Records drawn from a dataset
* * * * *

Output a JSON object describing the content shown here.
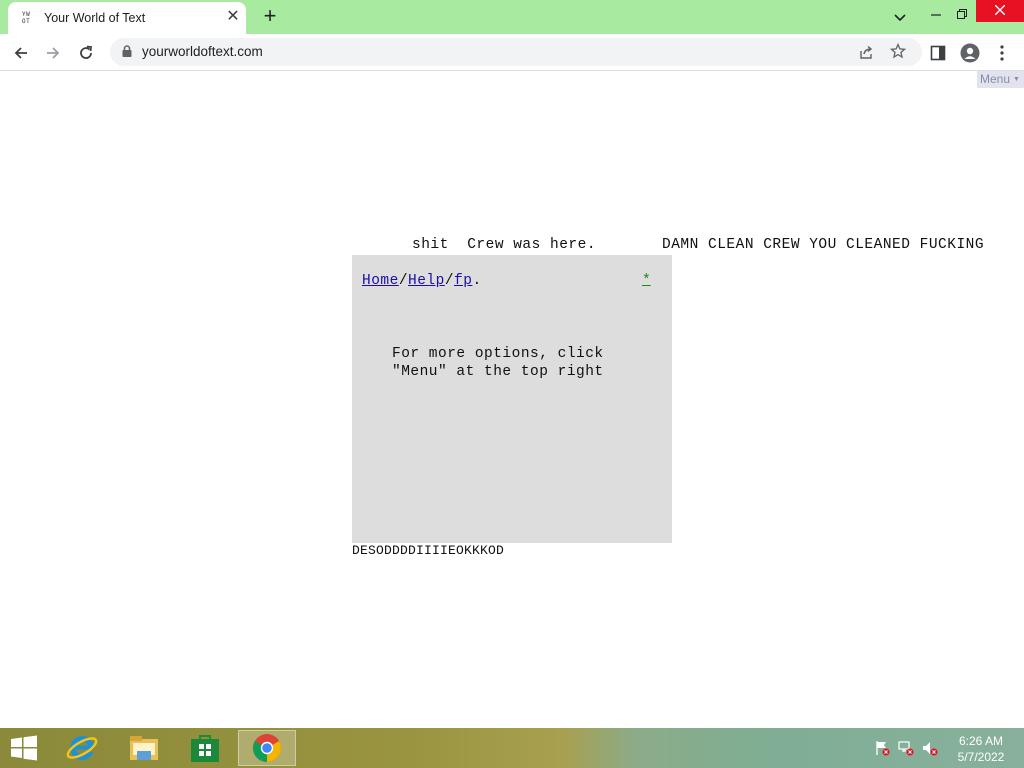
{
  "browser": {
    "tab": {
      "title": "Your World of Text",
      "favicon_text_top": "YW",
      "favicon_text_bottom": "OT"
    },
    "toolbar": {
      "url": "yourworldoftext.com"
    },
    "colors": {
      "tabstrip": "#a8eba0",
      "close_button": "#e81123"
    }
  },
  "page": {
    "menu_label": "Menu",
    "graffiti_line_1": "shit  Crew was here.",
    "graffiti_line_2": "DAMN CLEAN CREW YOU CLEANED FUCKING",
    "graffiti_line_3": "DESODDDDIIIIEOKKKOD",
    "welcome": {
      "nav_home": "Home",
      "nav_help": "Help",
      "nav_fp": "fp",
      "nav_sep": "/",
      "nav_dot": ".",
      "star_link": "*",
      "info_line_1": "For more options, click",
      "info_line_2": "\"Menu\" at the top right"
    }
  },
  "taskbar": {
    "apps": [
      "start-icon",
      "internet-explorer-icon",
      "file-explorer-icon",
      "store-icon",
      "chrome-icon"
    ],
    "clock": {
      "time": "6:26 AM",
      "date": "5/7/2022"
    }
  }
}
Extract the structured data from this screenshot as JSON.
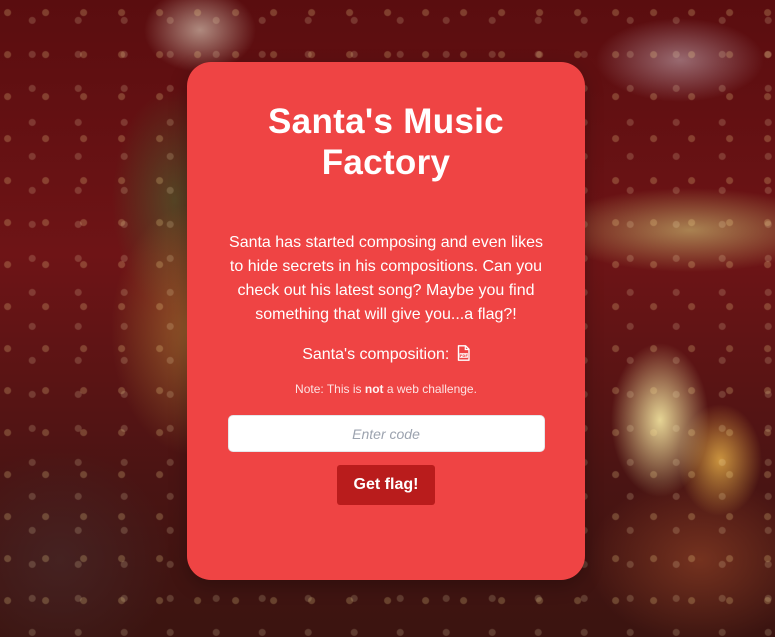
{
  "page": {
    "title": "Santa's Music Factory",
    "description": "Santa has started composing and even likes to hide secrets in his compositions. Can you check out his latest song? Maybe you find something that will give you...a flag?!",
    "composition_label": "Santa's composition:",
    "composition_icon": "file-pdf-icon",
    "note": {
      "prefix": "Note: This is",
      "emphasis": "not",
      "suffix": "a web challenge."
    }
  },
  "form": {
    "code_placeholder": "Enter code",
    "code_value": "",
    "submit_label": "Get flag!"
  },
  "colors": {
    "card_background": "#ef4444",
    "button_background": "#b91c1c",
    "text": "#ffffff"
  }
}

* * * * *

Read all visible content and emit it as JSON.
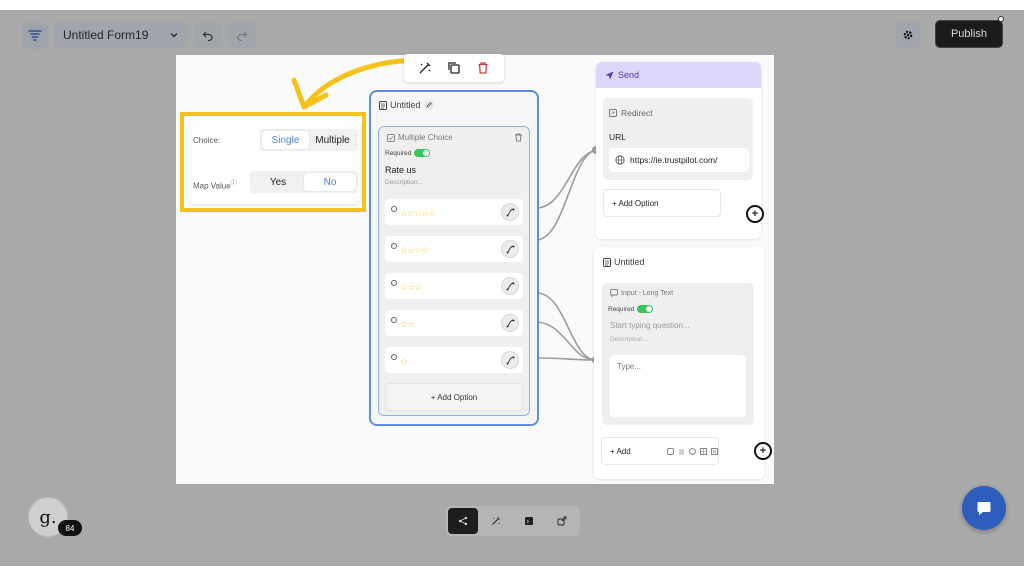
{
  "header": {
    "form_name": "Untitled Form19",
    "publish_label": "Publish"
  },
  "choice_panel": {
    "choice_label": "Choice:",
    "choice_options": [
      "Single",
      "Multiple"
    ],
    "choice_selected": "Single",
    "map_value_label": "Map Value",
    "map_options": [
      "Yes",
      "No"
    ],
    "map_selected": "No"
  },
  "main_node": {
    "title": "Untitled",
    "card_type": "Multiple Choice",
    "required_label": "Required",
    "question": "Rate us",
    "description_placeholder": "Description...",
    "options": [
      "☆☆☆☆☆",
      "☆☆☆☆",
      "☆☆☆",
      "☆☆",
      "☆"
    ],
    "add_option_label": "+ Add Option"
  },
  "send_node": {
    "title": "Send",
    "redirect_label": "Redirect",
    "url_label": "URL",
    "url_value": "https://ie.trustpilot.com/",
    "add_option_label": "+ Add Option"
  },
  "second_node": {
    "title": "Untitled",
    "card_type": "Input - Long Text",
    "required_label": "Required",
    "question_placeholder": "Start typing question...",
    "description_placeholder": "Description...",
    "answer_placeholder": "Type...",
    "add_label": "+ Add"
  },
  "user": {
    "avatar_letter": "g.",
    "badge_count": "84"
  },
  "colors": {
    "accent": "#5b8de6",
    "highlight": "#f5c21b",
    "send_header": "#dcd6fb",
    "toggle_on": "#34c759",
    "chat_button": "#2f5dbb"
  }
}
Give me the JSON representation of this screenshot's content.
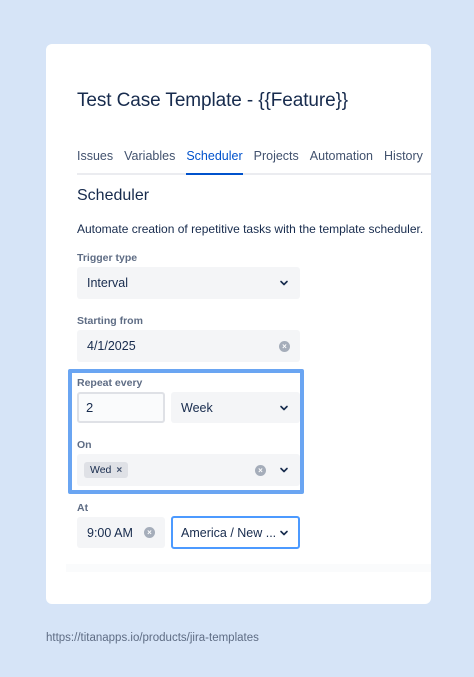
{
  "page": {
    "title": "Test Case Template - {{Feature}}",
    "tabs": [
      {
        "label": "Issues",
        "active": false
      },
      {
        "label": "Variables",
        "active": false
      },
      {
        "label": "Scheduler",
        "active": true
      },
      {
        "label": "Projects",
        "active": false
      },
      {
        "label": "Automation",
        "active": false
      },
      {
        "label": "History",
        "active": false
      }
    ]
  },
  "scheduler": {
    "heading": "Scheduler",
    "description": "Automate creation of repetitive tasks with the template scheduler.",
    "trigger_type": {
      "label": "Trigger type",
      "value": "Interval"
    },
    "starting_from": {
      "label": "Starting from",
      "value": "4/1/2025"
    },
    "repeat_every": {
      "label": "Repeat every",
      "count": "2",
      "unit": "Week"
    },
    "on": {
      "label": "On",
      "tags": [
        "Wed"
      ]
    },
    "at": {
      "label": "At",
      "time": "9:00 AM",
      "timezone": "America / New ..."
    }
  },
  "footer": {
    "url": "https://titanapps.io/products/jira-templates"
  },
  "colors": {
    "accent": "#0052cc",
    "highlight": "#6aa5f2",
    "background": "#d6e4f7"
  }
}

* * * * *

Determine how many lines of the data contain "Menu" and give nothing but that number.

Solution to this task
2